• ABOUT THIS EXERCISE
Repeat the lines of the data exactly and exclude any picture among them.

• THE DATA

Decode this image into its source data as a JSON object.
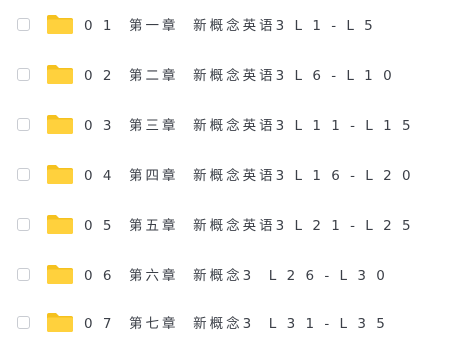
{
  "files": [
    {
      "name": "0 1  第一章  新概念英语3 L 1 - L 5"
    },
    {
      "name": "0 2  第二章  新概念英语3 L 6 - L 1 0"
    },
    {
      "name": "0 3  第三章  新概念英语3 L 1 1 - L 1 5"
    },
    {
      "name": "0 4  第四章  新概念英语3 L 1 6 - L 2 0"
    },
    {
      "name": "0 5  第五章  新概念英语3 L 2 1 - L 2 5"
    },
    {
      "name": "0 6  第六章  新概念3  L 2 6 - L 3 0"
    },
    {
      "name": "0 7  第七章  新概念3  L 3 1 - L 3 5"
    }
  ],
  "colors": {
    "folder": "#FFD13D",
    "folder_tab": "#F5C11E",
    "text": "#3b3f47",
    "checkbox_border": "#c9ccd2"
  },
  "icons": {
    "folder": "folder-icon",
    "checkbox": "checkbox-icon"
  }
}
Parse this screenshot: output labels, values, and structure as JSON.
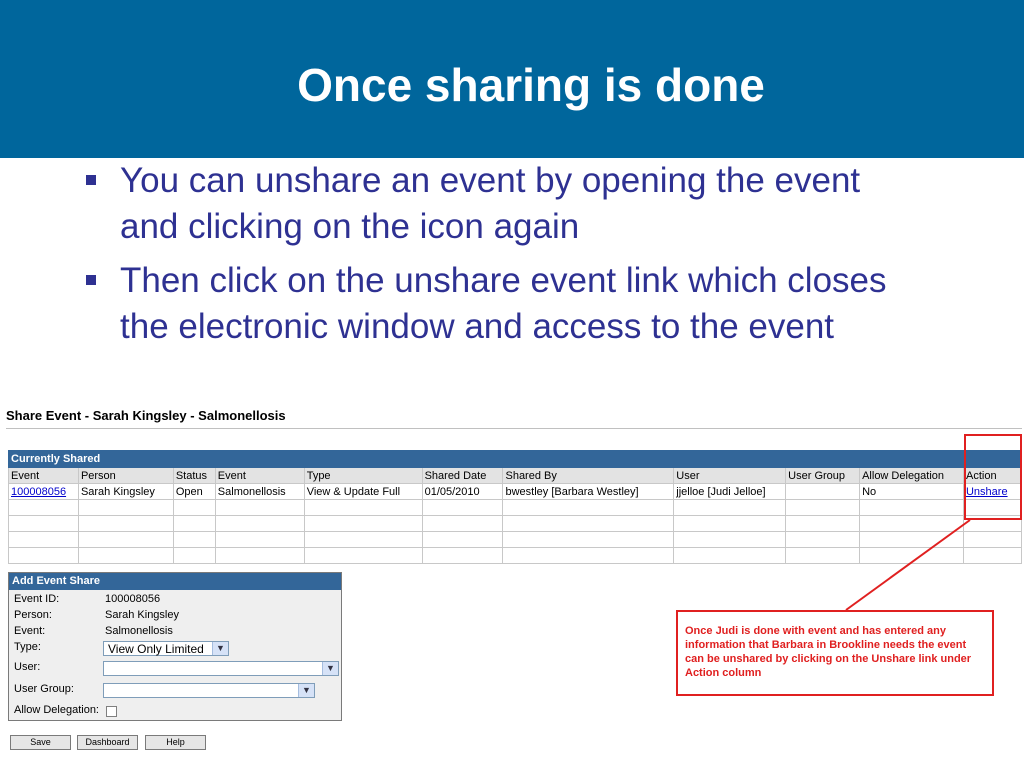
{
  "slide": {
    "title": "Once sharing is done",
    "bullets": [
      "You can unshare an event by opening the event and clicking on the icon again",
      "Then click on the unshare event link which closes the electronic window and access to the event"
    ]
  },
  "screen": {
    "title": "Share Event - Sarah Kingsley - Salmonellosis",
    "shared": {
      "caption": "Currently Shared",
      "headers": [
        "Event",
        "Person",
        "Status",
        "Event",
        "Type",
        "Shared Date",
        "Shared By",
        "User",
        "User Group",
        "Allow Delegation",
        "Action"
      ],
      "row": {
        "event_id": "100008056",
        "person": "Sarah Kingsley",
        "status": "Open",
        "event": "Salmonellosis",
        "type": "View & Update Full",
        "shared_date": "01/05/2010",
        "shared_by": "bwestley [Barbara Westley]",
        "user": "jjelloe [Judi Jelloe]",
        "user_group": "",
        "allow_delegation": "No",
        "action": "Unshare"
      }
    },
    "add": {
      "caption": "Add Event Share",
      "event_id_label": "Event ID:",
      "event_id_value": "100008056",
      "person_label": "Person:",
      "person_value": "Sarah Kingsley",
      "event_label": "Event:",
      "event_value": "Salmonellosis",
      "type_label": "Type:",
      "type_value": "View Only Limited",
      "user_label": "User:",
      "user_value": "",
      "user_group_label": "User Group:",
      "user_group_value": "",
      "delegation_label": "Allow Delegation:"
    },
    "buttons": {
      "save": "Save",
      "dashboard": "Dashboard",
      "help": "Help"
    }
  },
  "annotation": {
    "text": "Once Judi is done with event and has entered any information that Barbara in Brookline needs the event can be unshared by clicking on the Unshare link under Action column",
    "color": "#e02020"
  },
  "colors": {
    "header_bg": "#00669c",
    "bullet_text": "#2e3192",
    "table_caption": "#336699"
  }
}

• RESULT
Decode this image into its source data as a JSON object.
{
  "files": [
    {
      "name": "0 1  第一章  新概念英语3 L 1 - L 5"
    },
    {
      "name": "0 2  第二章  新概念英语3 L 6 - L 1 0"
    },
    {
      "name": "0 3  第三章  新概念英语3 L 1 1 - L 1 5"
    },
    {
      "name": "0 4  第四章  新概念英语3 L 1 6 - L 2 0"
    },
    {
      "name": "0 5  第五章  新概念英语3 L 2 1 - L 2 5"
    },
    {
      "name": "0 6  第六章  新概念3  L 2 6 - L 3 0"
    },
    {
      "name": "0 7  第七章  新概念3  L 3 1 - L 3 5"
    }
  ],
  "colors": {
    "folder": "#FFD13D",
    "folder_tab": "#F5C11E",
    "text": "#3b3f47",
    "checkbox_border": "#c9ccd2"
  },
  "icons": {
    "folder": "folder-icon",
    "checkbox": "checkbox-icon"
  }
}
Parse this screenshot: output labels, values, and structure as JSON.
{
  "slide": {
    "title": "Once sharing is done",
    "bullets": [
      "You can unshare an event by opening the event and clicking on the icon again",
      "Then click on the unshare event link which closes the electronic window and access to the event"
    ]
  },
  "screen": {
    "title": "Share Event - Sarah Kingsley - Salmonellosis",
    "shared": {
      "caption": "Currently Shared",
      "headers": [
        "Event",
        "Person",
        "Status",
        "Event",
        "Type",
        "Shared Date",
        "Shared By",
        "User",
        "User Group",
        "Allow Delegation",
        "Action"
      ],
      "row": {
        "event_id": "100008056",
        "person": "Sarah Kingsley",
        "status": "Open",
        "event": "Salmonellosis",
        "type": "View & Update Full",
        "shared_date": "01/05/2010",
        "shared_by": "bwestley [Barbara Westley]",
        "user": "jjelloe [Judi Jelloe]",
        "user_group": "",
        "allow_delegation": "No",
        "action": "Unshare"
      }
    },
    "add": {
      "caption": "Add Event Share",
      "event_id_label": "Event ID:",
      "event_id_value": "100008056",
      "person_label": "Person:",
      "person_value": "Sarah Kingsley",
      "event_label": "Event:",
      "event_value": "Salmonellosis",
      "type_label": "Type:",
      "type_value": "View Only Limited",
      "user_label": "User:",
      "user_value": "",
      "user_group_label": "User Group:",
      "user_group_value": "",
      "delegation_label": "Allow Delegation:"
    },
    "buttons": {
      "save": "Save",
      "dashboard": "Dashboard",
      "help": "Help"
    }
  },
  "annotation": {
    "text": "Once Judi is done with event and has entered any information that Barbara in Brookline needs the event can be unshared by clicking on the Unshare link under Action column",
    "color": "#e02020"
  },
  "colors": {
    "header_bg": "#00669c",
    "bullet_text": "#2e3192",
    "table_caption": "#336699"
  }
}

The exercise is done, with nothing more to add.